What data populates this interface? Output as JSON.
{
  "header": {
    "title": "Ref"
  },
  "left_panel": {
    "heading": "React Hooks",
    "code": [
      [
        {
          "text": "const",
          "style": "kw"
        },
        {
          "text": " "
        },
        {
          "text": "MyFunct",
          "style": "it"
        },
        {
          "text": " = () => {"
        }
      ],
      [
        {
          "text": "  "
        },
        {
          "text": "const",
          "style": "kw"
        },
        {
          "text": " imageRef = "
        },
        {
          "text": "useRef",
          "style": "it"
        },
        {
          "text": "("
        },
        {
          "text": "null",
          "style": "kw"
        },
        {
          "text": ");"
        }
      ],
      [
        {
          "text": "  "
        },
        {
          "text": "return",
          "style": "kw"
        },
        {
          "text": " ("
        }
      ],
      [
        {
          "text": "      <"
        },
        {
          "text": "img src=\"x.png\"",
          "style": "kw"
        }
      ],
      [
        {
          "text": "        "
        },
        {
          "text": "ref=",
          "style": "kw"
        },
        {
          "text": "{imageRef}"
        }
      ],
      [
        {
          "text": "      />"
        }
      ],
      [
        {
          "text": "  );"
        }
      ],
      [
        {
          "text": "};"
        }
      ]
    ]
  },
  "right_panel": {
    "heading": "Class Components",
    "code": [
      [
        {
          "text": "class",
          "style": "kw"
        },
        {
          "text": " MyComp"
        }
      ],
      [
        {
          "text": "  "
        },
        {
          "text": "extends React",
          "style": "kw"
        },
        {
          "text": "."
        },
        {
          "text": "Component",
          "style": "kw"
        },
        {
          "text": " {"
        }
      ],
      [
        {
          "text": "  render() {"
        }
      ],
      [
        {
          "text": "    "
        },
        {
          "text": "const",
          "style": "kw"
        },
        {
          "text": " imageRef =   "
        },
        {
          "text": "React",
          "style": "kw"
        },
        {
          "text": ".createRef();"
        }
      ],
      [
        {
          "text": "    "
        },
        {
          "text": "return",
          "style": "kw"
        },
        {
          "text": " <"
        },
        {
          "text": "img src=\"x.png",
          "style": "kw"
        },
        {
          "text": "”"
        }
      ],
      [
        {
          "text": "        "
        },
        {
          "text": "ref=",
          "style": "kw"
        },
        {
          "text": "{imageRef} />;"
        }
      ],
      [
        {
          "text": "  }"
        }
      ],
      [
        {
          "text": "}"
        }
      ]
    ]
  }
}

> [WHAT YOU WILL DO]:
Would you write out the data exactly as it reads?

> [EXERCISE OUTPUT]:
What data populates this interface? Output as JSON.
{
  "header": {
    "title": "Ref"
  },
  "left_panel": {
    "heading": "React Hooks",
    "code": [
      [
        {
          "text": "const",
          "style": "kw"
        },
        {
          "text": " "
        },
        {
          "text": "MyFunct",
          "style": "it"
        },
        {
          "text": " = () => {"
        }
      ],
      [
        {
          "text": "  "
        },
        {
          "text": "const",
          "style": "kw"
        },
        {
          "text": " imageRef = "
        },
        {
          "text": "useRef",
          "style": "it"
        },
        {
          "text": "("
        },
        {
          "text": "null",
          "style": "kw"
        },
        {
          "text": ");"
        }
      ],
      [
        {
          "text": "  "
        },
        {
          "text": "return",
          "style": "kw"
        },
        {
          "text": " ("
        }
      ],
      [
        {
          "text": "      <"
        },
        {
          "text": "img src=\"x.png\"",
          "style": "kw"
        }
      ],
      [
        {
          "text": "        "
        },
        {
          "text": "ref=",
          "style": "kw"
        },
        {
          "text": "{imageRef}"
        }
      ],
      [
        {
          "text": "      />"
        }
      ],
      [
        {
          "text": "  );"
        }
      ],
      [
        {
          "text": "};"
        }
      ]
    ]
  },
  "right_panel": {
    "heading": "Class Components",
    "code": [
      [
        {
          "text": "class",
          "style": "kw"
        },
        {
          "text": " MyComp"
        }
      ],
      [
        {
          "text": "  "
        },
        {
          "text": "extends React",
          "style": "kw"
        },
        {
          "text": "."
        },
        {
          "text": "Component",
          "style": "kw"
        },
        {
          "text": " {"
        }
      ],
      [
        {
          "text": "  render() {"
        }
      ],
      [
        {
          "text": "    "
        },
        {
          "text": "const",
          "style": "kw"
        },
        {
          "text": " imageRef =   "
        },
        {
          "text": "React",
          "style": "kw"
        },
        {
          "text": ".createRef();"
        }
      ],
      [
        {
          "text": "    "
        },
        {
          "text": "return",
          "style": "kw"
        },
        {
          "text": " <"
        },
        {
          "text": "img src=\"x.png",
          "style": "kw"
        },
        {
          "text": "”"
        }
      ],
      [
        {
          "text": "        "
        },
        {
          "text": "ref=",
          "style": "kw"
        },
        {
          "text": "{imageRef} />;"
        }
      ],
      [
        {
          "text": "  }"
        }
      ],
      [
        {
          "text": "}"
        }
      ]
    ]
  }
}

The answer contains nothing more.